Though former president of America, Barack Obama, did not mention anyone by name this weekend when he attacked officials’ response to coronavirus, saying the pandemic showed many “aren’t even pretending to be in charge” he made his sharpest intervention so far in the White House race.
“More than anything, this pandemic has fully, finally torn back the curtain on the idea that so many of the folks in charge know what they’re doing,” he suggested.
Two assertions in Ireland this weekend tear back curtains too. They challenge principles long thought beyond question and confront the still-failing efforts to resolve our dangerous, divisive housing crisis and inadequate bed capacity in hospitals. These issues have long marked an ideological stasis at the root of too much inequity and stress.

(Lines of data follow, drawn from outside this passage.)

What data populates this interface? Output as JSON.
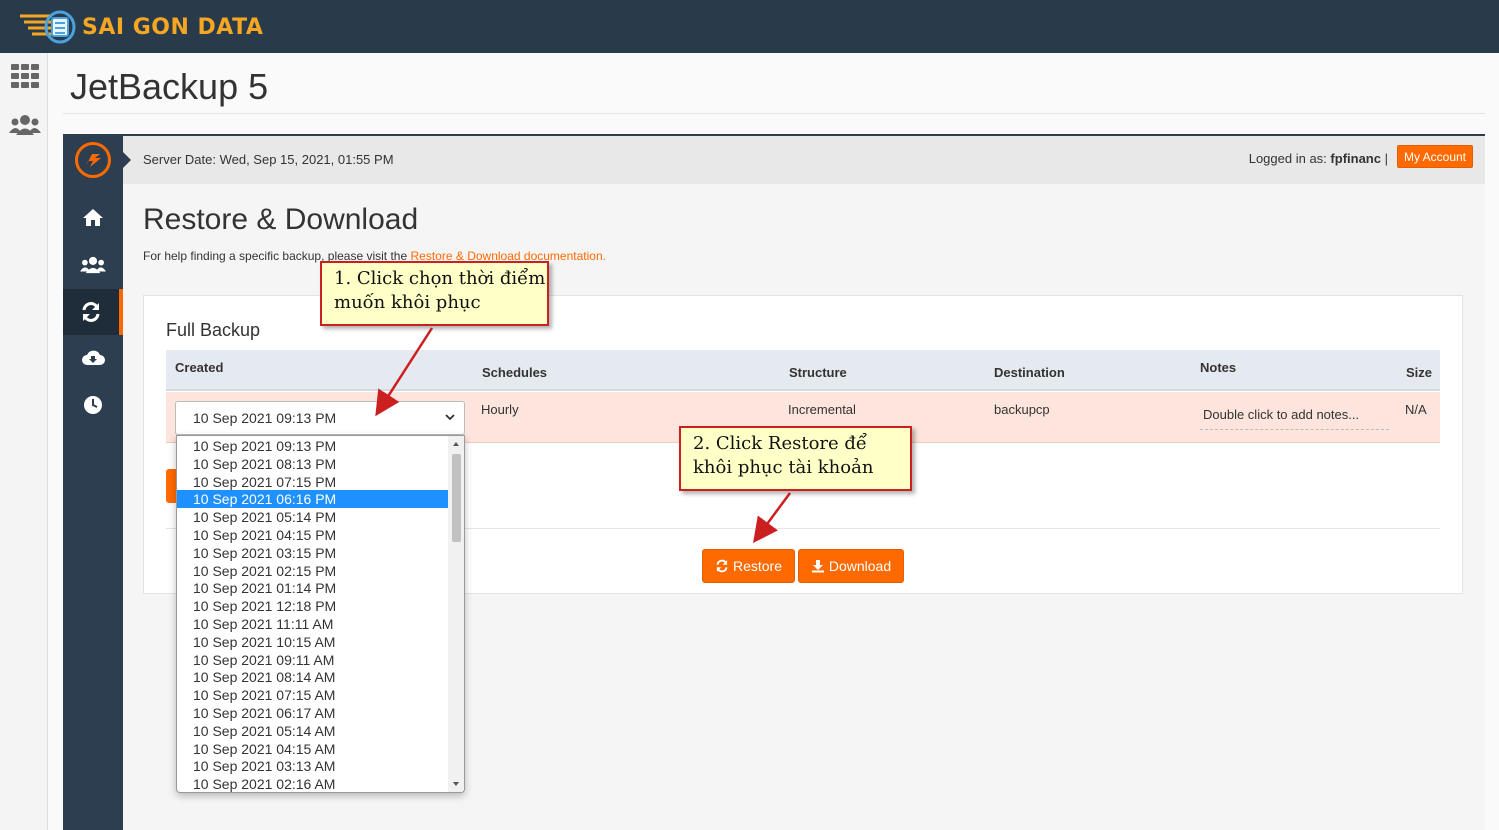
{
  "brand": {
    "logo_text": "SAI GON DATA"
  },
  "page": {
    "title": "JetBackup 5"
  },
  "header": {
    "server_date": "Server Date: Wed, Sep 15, 2021, 01:55 PM",
    "logged_in_prefix": "Logged in as:",
    "username": "fpfinanc",
    "separator": "|",
    "my_account": "My Account"
  },
  "main": {
    "title": "Restore & Download",
    "help_prefix": "For help finding a specific backup, please visit the",
    "help_link": "Restore & Download documentation."
  },
  "panel": {
    "title": "Full Backup",
    "columns": [
      "Created",
      "Schedules",
      "Structure",
      "Destination",
      "Notes",
      "Size"
    ],
    "row": {
      "created": "10 Sep 2021 09:13 PM",
      "schedules": "Hourly",
      "structure": "Incremental",
      "destination": "backupcp",
      "notes": "Double click to add notes...",
      "size": "N/A"
    },
    "restore_label": "Restore",
    "download_label": "Download"
  },
  "dropdown": {
    "options": [
      "10 Sep 2021 09:13 PM",
      "10 Sep 2021 08:13 PM",
      "10 Sep 2021 07:15 PM",
      "10 Sep 2021 06:16 PM",
      "10 Sep 2021 05:14 PM",
      "10 Sep 2021 04:15 PM",
      "10 Sep 2021 03:15 PM",
      "10 Sep 2021 02:15 PM",
      "10 Sep 2021 01:14 PM",
      "10 Sep 2021 12:18 PM",
      "10 Sep 2021 11:11 AM",
      "10 Sep 2021 10:15 AM",
      "10 Sep 2021 09:11 AM",
      "10 Sep 2021 08:14 AM",
      "10 Sep 2021 07:15 AM",
      "10 Sep 2021 06:17 AM",
      "10 Sep 2021 05:14 AM",
      "10 Sep 2021 04:15 AM",
      "10 Sep 2021 03:13 AM",
      "10 Sep 2021 02:16 AM"
    ],
    "selected": "10 Sep 2021 06:16 PM"
  },
  "callouts": {
    "step1": [
      "1. Click chọn thời điểm",
      "muốn khôi phục"
    ],
    "step2": [
      "2. Click Restore để",
      "khôi phục tài khoản"
    ]
  },
  "colors": {
    "accent": "#ff6a00",
    "topbar": "#293a4a",
    "sidenav": "#2c3e50",
    "selected": "#1e90ff",
    "callout_border": "#cc1f1f",
    "callout_bg": "#ffffc8"
  },
  "icons": {
    "rail": [
      "grid-icon",
      "users-icon"
    ],
    "sidenav": [
      "jetbackup-logo-icon",
      "home-icon",
      "users-icon",
      "restore-icon",
      "cloud-download-icon",
      "clock-icon"
    ]
  }
}
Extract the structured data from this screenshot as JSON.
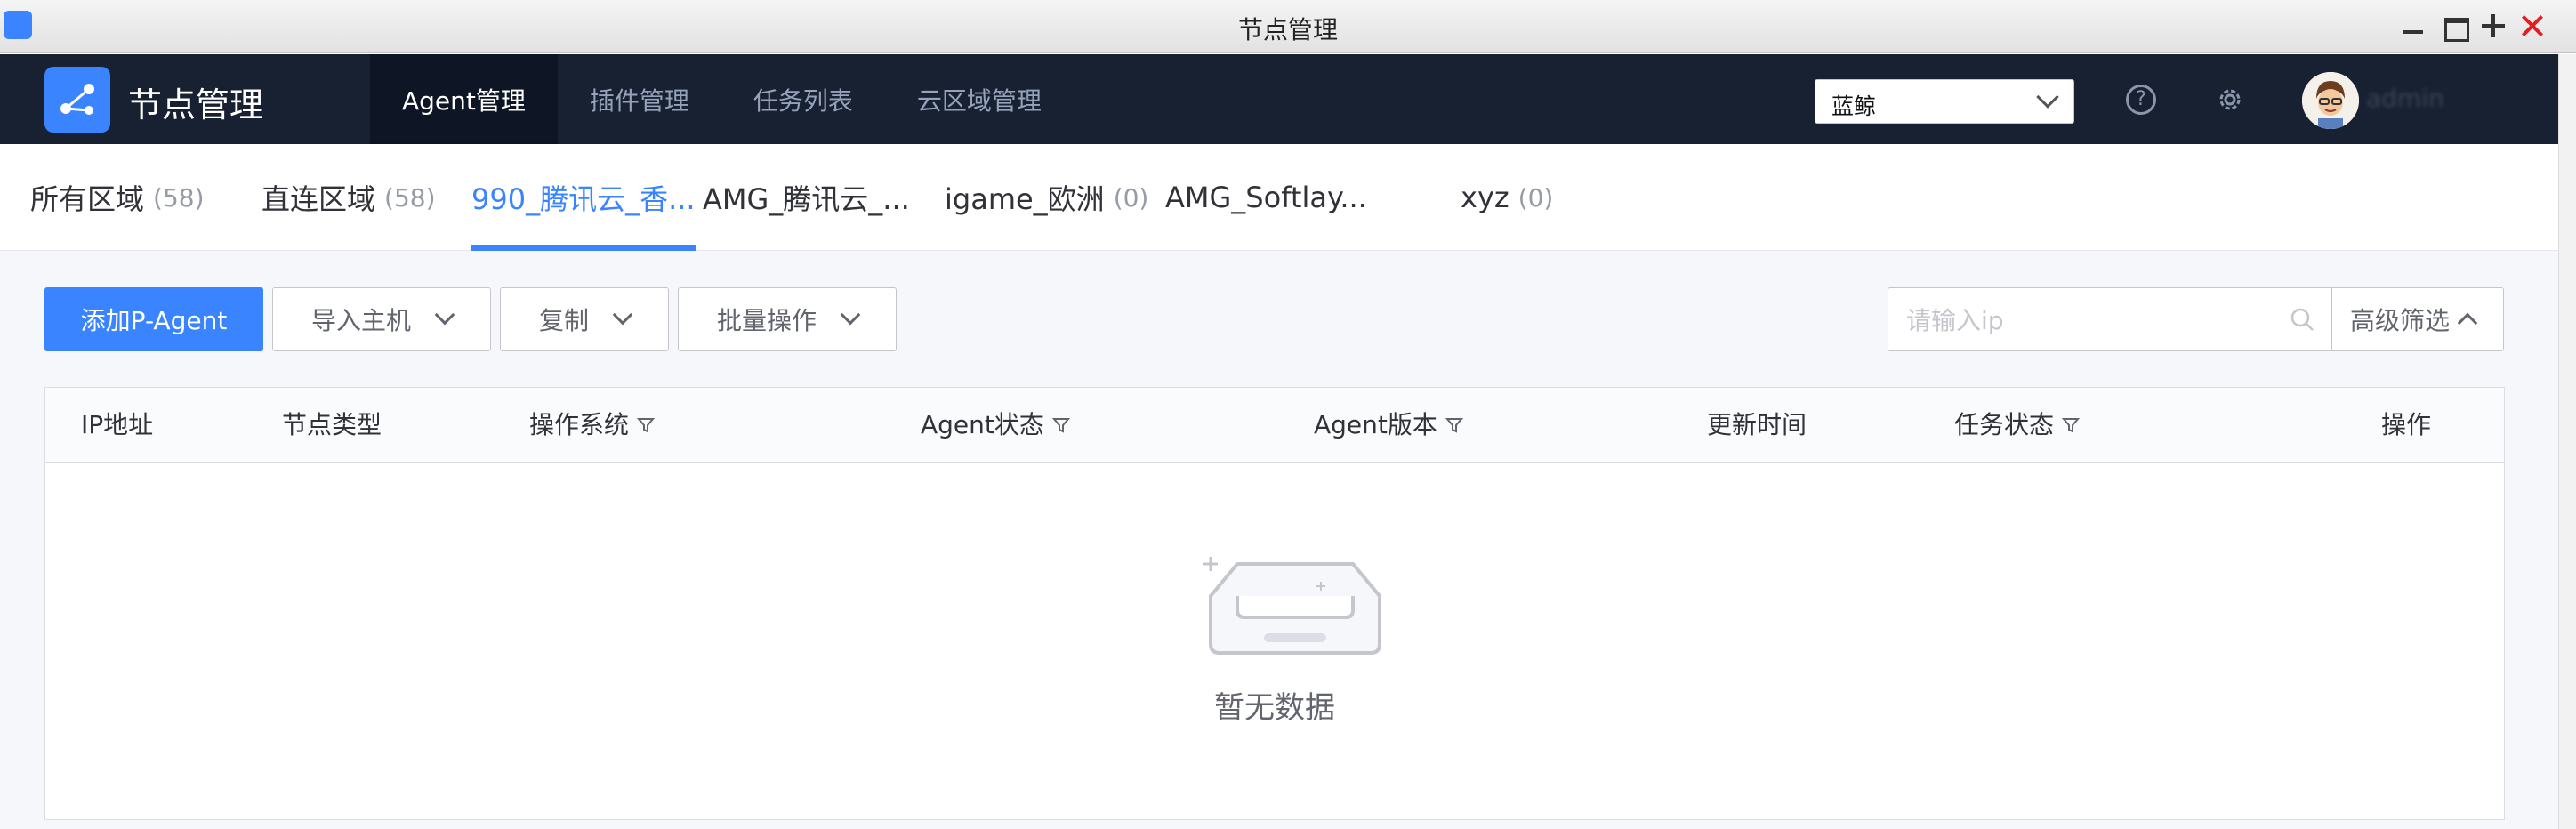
{
  "window": {
    "title": "节点管理"
  },
  "header": {
    "app_name": "节点管理",
    "nav": [
      {
        "label": "Agent管理",
        "active": true
      },
      {
        "label": "插件管理",
        "active": false
      },
      {
        "label": "任务列表",
        "active": false
      },
      {
        "label": "云区域管理",
        "active": false
      }
    ],
    "business_select": {
      "value": "蓝鲸"
    },
    "user": {
      "name": "admin"
    }
  },
  "tabs": [
    {
      "label": "所有区域",
      "count": "(58)",
      "active": false
    },
    {
      "label": "直连区域",
      "count": "(58)",
      "active": false
    },
    {
      "label": "990_腾讯云_香...",
      "count": "",
      "active": true
    },
    {
      "label": "AMG_腾讯云_...",
      "count": "",
      "active": false
    },
    {
      "label": "igame_欧洲",
      "count": "(0)",
      "active": false
    },
    {
      "label": "AMG_Softlay...",
      "count": "",
      "active": false
    },
    {
      "label": "xyz",
      "count": "(0)",
      "active": false
    }
  ],
  "toolbar": {
    "add_label": "添加P-Agent",
    "import_label": "导入主机",
    "copy_label": "复制",
    "batch_label": "批量操作",
    "search_placeholder": "请输入ip",
    "adv_filter_label": "高级筛选"
  },
  "table": {
    "columns": [
      "IP地址",
      "节点类型",
      "操作系统",
      "Agent状态",
      "Agent版本",
      "更新时间",
      "任务状态",
      "操作"
    ],
    "rows": [],
    "empty_text": "暂无数据"
  },
  "colors": {
    "primary": "#3a84ff",
    "header_bg": "#182132",
    "nav_active_bg": "#0e1525"
  }
}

The suggestions may not resolve those difficulties but go a long way to showing how that might be done. That the first suggestions might not have got attention, or that the second might not have been made but for the pandemic, is revealing.

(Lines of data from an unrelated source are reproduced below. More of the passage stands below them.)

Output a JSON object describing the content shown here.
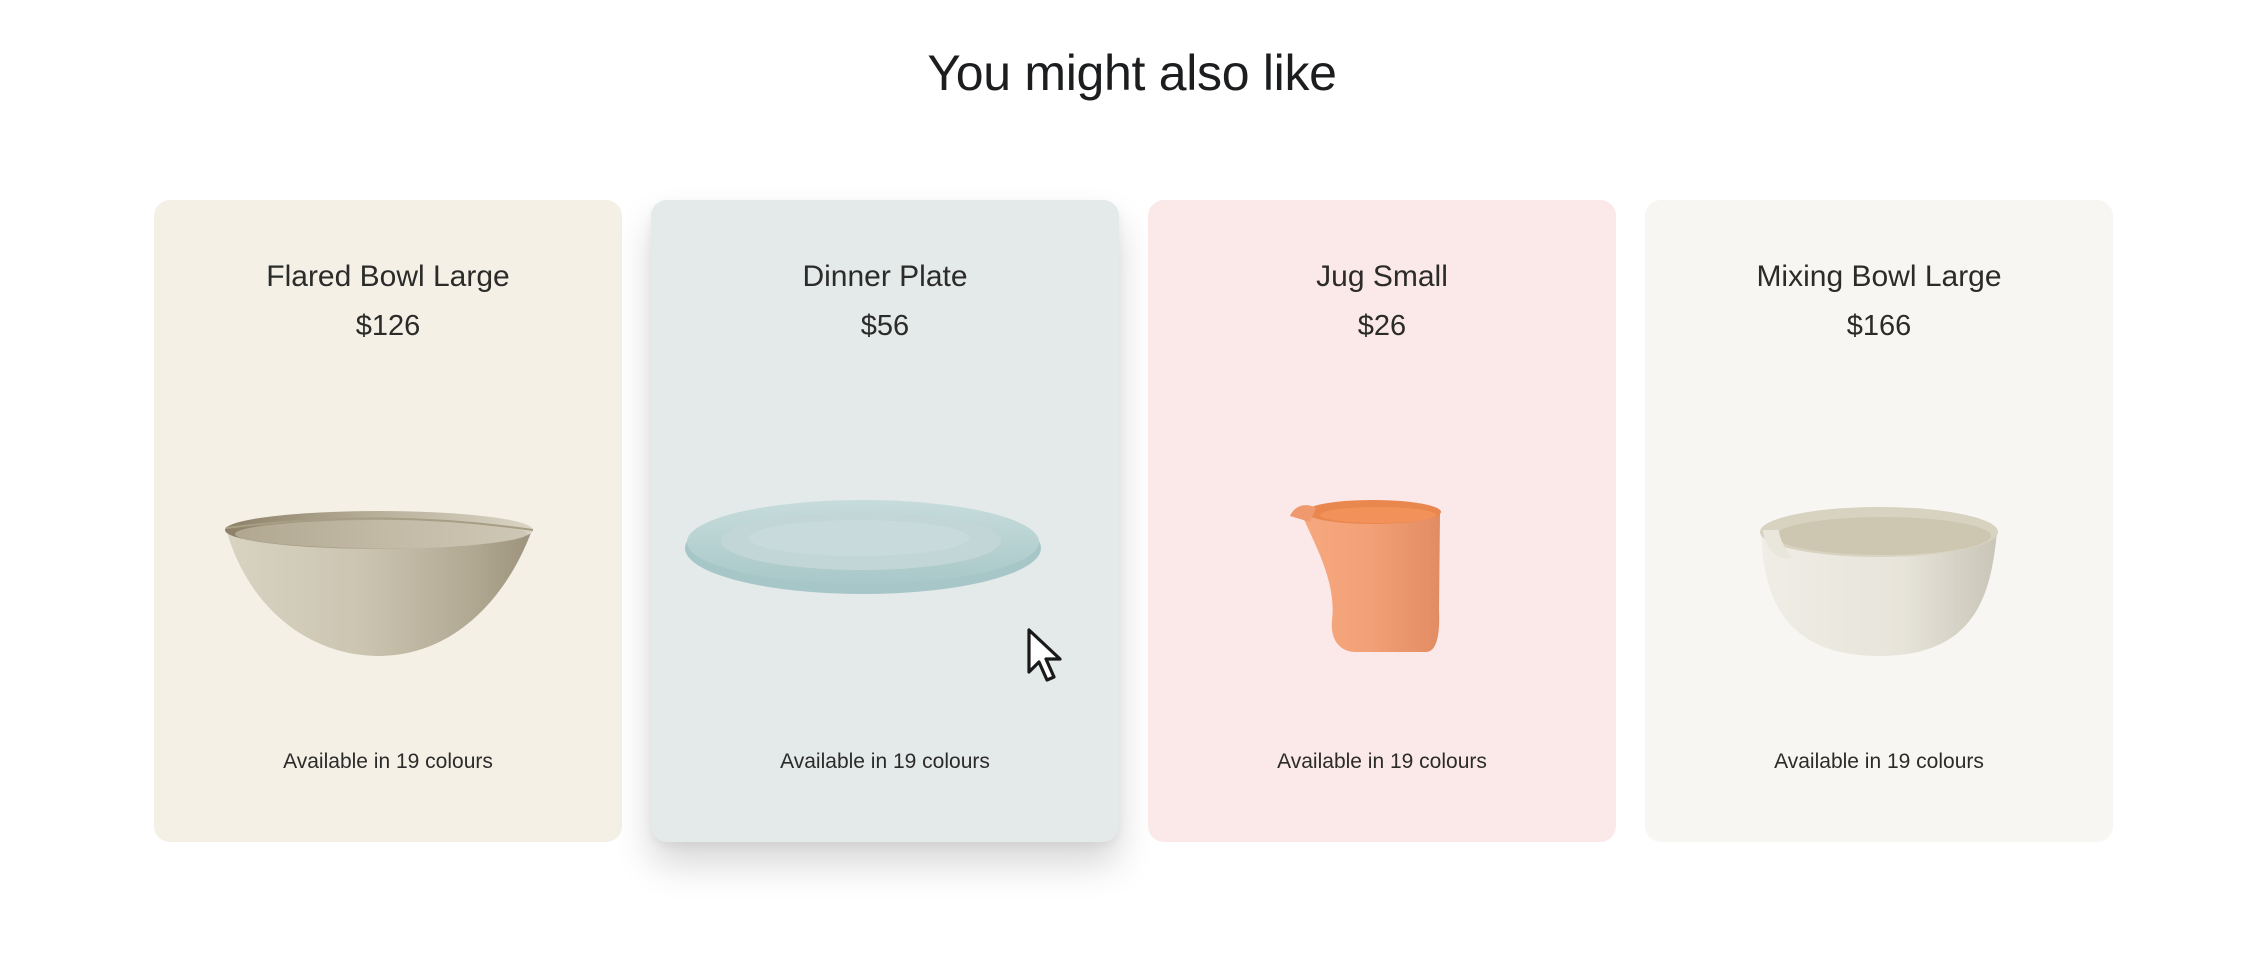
{
  "section": {
    "title": "You might also like"
  },
  "products": [
    {
      "name": "Flared Bowl Large",
      "price": "$126",
      "availability": "Available in 19 colours",
      "card_color": "#f4f0e6",
      "image_icon": "flared-bowl-image"
    },
    {
      "name": "Dinner Plate",
      "price": "$56",
      "availability": "Available in 19 colours",
      "card_color": "#e4e9e9",
      "image_icon": "dinner-plate-image"
    },
    {
      "name": "Jug Small",
      "price": "$26",
      "availability": "Available in 19 colours",
      "card_color": "#fae9e8",
      "image_icon": "jug-image"
    },
    {
      "name": "Mixing Bowl Large",
      "price": "$166",
      "availability": "Available in 19 colours",
      "card_color": "#f7f6f2",
      "image_icon": "mixing-bowl-image"
    }
  ],
  "pointer": {
    "icon": "mouse-pointer-icon"
  }
}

Kieran McQuinn, an Economic and Social Research Institute (ESRI) research professor warns that the “roller coaster” of house price slumps and surges must be stopped by “aggressive” measures.

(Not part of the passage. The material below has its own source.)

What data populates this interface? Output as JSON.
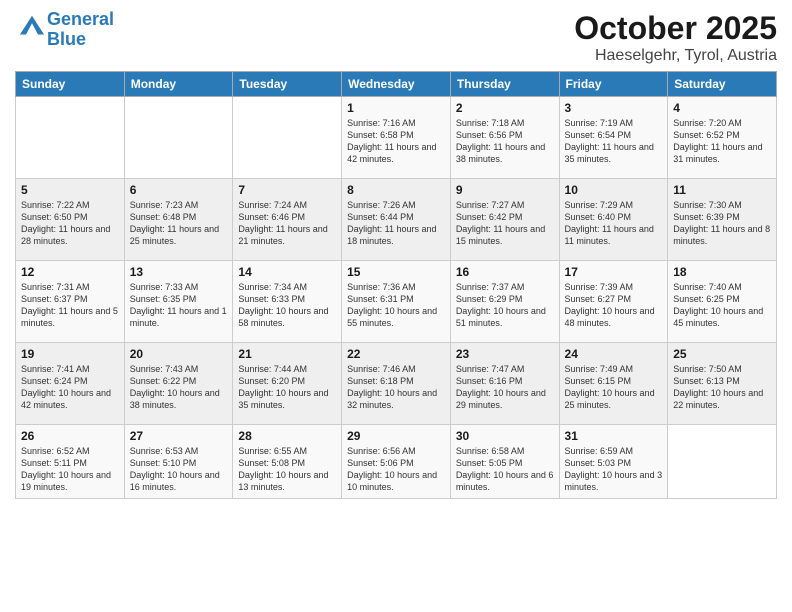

He also points out that house prices are too high compared to peer societies. He deals with the out-of-kilter cost of building a house and refers to an earlier suggestion that land/site tax be used to curb speculation.
McQuinn’s comments came as KBC Bank predicted house prices will fall 12% this year but rise 8% next year. No other European country where KBC operates experiences this merry-go-round. Soaring unemployment figures and uncertainty around the borrowing capacity of those trying to buy homes will feed the housing shortage.
Experience and McQuinn’s analysis suggest that something far beyond the usual tweaking is needed to fix this festering crisis.
That understanding also informs the possibility that the Government may buy and nationalise private hospitals to increase public bed capacity.
The Government is committed to increasing bed numbers and may buy private facilities rather than build new ones. That prospect comes as tensions between private hospitals, consultants, and the Government over the €115m a month pandemic deal show little sign of abating.
Health Minister Simon Harris and his officials are said to be warm about the idea of buying for-profit hospitals for elective and non-urgent public procedures. The example of the NHS Golden Jubilee facility in Glasgow was offered. It was, until 10 years ago, a private facility but was taken over by the state and has operated successfully since.
Private hospitals may be tempted by this option as floundering efforts to establish a universal health system have been rebooted by today’s crisis.
It might be too sceptical to suggest that private hospitals see the writing on the wall but that this proposal is even being considered marks a change.
Housing and health service provision, or their absence, are fundamental issues in the wellbeing and happiness of everyone in this society, so maybe it’s time to adopt Barack Obama’s iconic campaign slogan: Yes, we can.